When you issue a fraud alert, as a potential victim of identity theft you are authorized to receive a free credit report as part of your federal rights. Furthermore, any creditor will have to verify your identity before someone applies for new credit. This makes it extremely difficult for a thief to open a new line of credit and run up a huge bill in your name.
The three major credit reporting agencies you must contact to initiate a fraud alert are:
Equifax (800) 525-6285
Experian (888) 397-3742
Trans Union (800) 680-7289
4. Additional Tasks to Consider. Depending on the contents of your stolen wallet or purse you may have to follow through on some additional tasks including:
- Contacting your state agency if your driver’s license or registration was lost. Most likely you’ll need a replacement license with a new number.
- Opening new accounts at your bank if you’ve lost checking or savings account numbers.
- Notifying your health insurance company to request a new policy number.
- Finding out what to do if your social security card was stolen.
- Notifying your auto insurance company so the thief doesn’t use your information in case they have an accident.
Protecting Yourself in Advance
There are some steps you can take in advance to reduce your exposure to loss should your personal items be stolen.
For starters, review the items in your wallet or purse from time to time. A quick look through mine revealed two items I had forgotten were in there. Remembering the contents will be crucial when issuing the police report.
Also, clean them out from time to time. More than likely you have items (probably a credit card or two) that are not being used. It would be best to remove the unused items and have the credit card(s) cancelled.
In addition, stay cash poor. With today’s access to financial resources through debit and credit cards there’s little reason to routinely be carrying a thousand dollars in cash.
Finally, the Identity Theft Resource Center recommends you never carry these items:
- Your social security card
- Your birth certificate
- Bank account and routing numbers
- Password cheat sheets
All of these items facilitate the quick use of your identity by a criminal. It’s tough enough to keep them at bay. We don’t need to make their job easier.

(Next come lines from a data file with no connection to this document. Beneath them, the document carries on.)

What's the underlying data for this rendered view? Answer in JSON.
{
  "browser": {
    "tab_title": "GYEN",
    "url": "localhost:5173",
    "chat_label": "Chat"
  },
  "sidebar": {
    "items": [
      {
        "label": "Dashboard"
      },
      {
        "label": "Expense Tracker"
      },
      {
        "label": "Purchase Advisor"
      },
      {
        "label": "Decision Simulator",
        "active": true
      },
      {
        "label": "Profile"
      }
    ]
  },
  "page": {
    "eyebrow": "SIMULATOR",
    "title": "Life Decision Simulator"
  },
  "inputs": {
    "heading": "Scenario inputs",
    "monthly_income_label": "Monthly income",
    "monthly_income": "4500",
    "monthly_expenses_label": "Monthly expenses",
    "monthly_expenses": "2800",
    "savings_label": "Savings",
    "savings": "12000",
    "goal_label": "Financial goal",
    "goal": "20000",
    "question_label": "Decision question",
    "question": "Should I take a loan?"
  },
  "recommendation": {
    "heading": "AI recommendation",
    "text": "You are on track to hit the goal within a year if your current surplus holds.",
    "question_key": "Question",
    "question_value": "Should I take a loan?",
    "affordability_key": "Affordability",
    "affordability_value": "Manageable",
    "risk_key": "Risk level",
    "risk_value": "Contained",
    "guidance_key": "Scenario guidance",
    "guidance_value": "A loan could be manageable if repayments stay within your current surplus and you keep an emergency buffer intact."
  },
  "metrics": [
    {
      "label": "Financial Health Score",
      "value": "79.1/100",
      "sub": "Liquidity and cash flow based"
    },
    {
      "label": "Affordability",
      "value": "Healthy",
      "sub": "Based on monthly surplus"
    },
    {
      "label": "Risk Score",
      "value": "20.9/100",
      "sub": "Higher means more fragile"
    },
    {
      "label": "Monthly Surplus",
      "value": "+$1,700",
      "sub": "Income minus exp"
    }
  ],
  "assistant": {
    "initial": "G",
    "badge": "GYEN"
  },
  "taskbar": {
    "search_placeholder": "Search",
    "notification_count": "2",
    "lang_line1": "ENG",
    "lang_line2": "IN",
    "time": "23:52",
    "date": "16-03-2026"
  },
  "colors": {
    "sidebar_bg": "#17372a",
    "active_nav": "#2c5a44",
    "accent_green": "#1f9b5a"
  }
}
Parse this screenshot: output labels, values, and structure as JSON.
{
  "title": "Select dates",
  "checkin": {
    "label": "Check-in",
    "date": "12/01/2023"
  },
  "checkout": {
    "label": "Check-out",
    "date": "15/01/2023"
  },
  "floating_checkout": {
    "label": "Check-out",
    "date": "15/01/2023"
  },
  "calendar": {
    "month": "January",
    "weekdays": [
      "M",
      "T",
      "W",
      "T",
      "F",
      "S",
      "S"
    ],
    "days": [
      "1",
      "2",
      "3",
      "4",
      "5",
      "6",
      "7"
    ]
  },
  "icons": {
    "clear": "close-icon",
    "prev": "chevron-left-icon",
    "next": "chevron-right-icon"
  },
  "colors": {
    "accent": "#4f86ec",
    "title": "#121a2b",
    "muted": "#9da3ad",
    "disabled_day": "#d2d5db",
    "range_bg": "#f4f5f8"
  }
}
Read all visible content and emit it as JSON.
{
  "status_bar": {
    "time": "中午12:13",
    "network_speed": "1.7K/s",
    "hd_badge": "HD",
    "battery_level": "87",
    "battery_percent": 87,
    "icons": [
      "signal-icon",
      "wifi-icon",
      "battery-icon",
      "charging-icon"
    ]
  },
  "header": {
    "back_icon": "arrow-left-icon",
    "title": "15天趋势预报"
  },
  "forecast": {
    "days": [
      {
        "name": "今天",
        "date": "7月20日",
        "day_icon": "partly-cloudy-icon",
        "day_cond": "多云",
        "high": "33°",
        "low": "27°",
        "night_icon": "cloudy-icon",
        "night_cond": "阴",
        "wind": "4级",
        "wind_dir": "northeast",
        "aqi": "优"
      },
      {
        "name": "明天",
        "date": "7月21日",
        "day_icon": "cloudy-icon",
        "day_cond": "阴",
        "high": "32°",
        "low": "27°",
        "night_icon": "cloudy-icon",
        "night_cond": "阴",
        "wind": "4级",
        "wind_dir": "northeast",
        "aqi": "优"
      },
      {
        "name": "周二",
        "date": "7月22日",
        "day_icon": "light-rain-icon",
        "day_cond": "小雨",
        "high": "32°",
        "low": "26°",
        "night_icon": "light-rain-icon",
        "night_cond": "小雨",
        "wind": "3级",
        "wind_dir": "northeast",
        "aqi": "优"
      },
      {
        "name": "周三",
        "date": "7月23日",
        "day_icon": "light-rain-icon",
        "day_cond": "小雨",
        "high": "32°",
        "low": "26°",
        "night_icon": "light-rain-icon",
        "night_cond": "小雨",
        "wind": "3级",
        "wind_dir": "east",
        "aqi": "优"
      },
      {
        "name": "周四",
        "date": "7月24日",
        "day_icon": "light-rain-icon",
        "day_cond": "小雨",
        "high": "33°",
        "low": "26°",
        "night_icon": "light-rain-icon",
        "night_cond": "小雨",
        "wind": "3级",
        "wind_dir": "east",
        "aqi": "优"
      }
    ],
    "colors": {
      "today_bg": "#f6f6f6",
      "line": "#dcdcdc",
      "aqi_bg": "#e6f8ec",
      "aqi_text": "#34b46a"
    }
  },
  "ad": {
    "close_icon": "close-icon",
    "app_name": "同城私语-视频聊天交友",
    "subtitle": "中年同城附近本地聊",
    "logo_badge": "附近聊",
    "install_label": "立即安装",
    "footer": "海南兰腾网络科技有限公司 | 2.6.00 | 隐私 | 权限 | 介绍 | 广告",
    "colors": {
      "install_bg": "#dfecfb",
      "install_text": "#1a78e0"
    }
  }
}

Questions: Has your wallet ever been stolen? Did you ever get it back? Did it lead to a case of identity theft? What other measures would you consider taking if this happened to you?